WHAT YOU ARE ASKED TO DO »
All of the data that follows should be given again exactly, without its images.

EXTRACTED MATERIAL Start Marker

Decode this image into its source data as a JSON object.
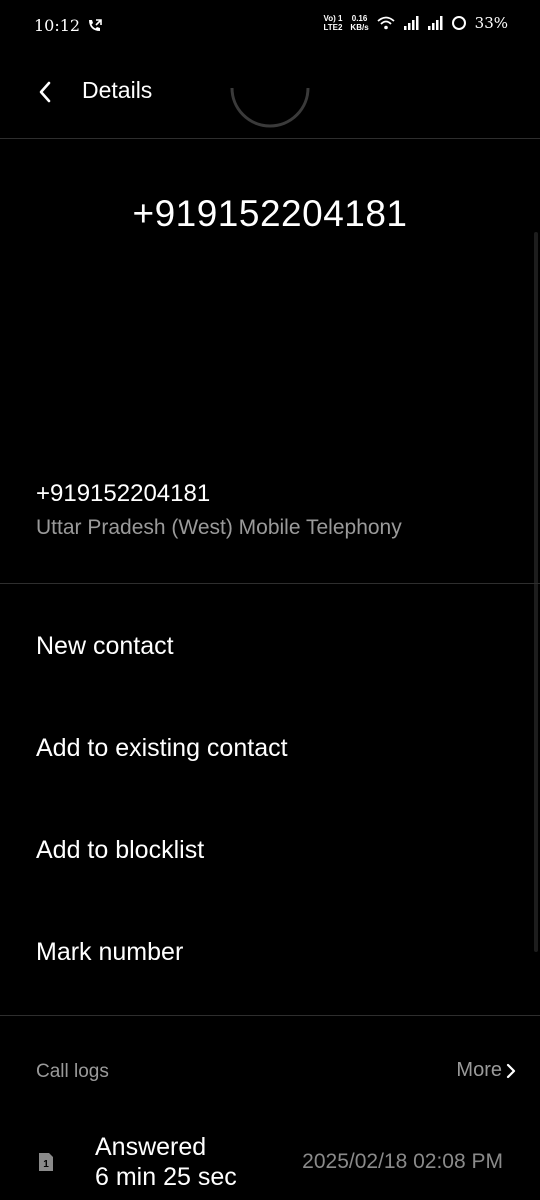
{
  "status_bar": {
    "time": "10:12",
    "network_top": "Vo) 1",
    "network_bottom": "LTE2",
    "speed_top": "0.16",
    "speed_bottom": "KB/s",
    "battery": "33%"
  },
  "header": {
    "title": "Details"
  },
  "contact": {
    "hero_number": "+919152204181",
    "number": "+919152204181",
    "carrier": "Uttar Pradesh (West) Mobile Telephony"
  },
  "actions": [
    {
      "label": "New contact"
    },
    {
      "label": "Add to existing contact"
    },
    {
      "label": "Add to blocklist"
    },
    {
      "label": "Mark number"
    }
  ],
  "call_logs": {
    "title": "Call logs",
    "more_label": "More",
    "entries": [
      {
        "sim": "1",
        "status": "Answered",
        "duration": "6 min 25 sec",
        "datetime": "2025/02/18 02:08 PM"
      }
    ]
  },
  "colors": {
    "background": "#000000",
    "primary_text": "#ffffff",
    "secondary_text": "#9a9a9a",
    "divider": "#2e2e2e"
  }
}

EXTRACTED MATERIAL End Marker

ANSWER »
Decode this image into its source data as a JSON object.
{
  "status_bar": {
    "time": "10:12",
    "network_top": "Vo) 1",
    "network_bottom": "LTE2",
    "speed_top": "0.16",
    "speed_bottom": "KB/s",
    "battery": "33%"
  },
  "header": {
    "title": "Details"
  },
  "contact": {
    "hero_number": "+919152204181",
    "number": "+919152204181",
    "carrier": "Uttar Pradesh (West) Mobile Telephony"
  },
  "actions": [
    {
      "label": "New contact"
    },
    {
      "label": "Add to existing contact"
    },
    {
      "label": "Add to blocklist"
    },
    {
      "label": "Mark number"
    }
  ],
  "call_logs": {
    "title": "Call logs",
    "more_label": "More",
    "entries": [
      {
        "sim": "1",
        "status": "Answered",
        "duration": "6 min 25 sec",
        "datetime": "2025/02/18 02:08 PM"
      }
    ]
  },
  "colors": {
    "background": "#000000",
    "primary_text": "#ffffff",
    "secondary_text": "#9a9a9a",
    "divider": "#2e2e2e"
  }
}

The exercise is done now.